Your assignment - Where a line of the following data contains the string "pptx", include it in the tally. Report the total alone.

Records from a data source -
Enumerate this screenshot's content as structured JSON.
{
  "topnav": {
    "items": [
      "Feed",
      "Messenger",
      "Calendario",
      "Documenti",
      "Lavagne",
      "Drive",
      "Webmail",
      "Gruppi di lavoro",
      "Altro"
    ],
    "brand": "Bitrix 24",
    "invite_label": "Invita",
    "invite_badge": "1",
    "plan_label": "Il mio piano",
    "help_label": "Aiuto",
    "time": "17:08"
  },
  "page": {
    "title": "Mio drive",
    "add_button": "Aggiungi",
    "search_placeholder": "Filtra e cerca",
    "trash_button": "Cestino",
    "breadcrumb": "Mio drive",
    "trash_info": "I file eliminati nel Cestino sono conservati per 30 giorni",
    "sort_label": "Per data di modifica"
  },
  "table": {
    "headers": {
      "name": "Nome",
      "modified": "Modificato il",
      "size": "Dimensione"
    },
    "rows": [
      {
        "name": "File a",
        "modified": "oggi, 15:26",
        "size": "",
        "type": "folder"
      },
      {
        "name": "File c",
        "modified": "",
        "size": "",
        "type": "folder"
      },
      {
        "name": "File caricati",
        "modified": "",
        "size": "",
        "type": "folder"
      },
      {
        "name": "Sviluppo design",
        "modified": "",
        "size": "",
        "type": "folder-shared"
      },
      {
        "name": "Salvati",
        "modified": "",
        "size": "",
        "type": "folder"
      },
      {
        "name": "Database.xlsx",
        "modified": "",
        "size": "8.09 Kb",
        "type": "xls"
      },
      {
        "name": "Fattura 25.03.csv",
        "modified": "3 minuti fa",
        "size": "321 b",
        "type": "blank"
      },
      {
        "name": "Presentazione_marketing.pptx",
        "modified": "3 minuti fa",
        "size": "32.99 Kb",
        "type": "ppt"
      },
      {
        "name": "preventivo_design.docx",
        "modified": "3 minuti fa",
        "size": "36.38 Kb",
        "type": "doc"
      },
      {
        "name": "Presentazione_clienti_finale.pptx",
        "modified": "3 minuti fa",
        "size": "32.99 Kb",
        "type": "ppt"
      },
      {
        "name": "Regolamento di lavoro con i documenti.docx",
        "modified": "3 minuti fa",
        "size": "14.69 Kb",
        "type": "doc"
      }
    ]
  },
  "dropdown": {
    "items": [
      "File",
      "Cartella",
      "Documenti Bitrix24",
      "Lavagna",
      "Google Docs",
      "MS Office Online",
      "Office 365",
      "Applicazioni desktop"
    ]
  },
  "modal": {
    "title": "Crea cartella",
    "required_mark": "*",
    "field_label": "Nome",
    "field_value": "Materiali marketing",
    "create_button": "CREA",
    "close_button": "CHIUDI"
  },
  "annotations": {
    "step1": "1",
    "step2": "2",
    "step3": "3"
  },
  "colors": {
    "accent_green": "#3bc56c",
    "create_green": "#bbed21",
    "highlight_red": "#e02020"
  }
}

Solution for this problem - 2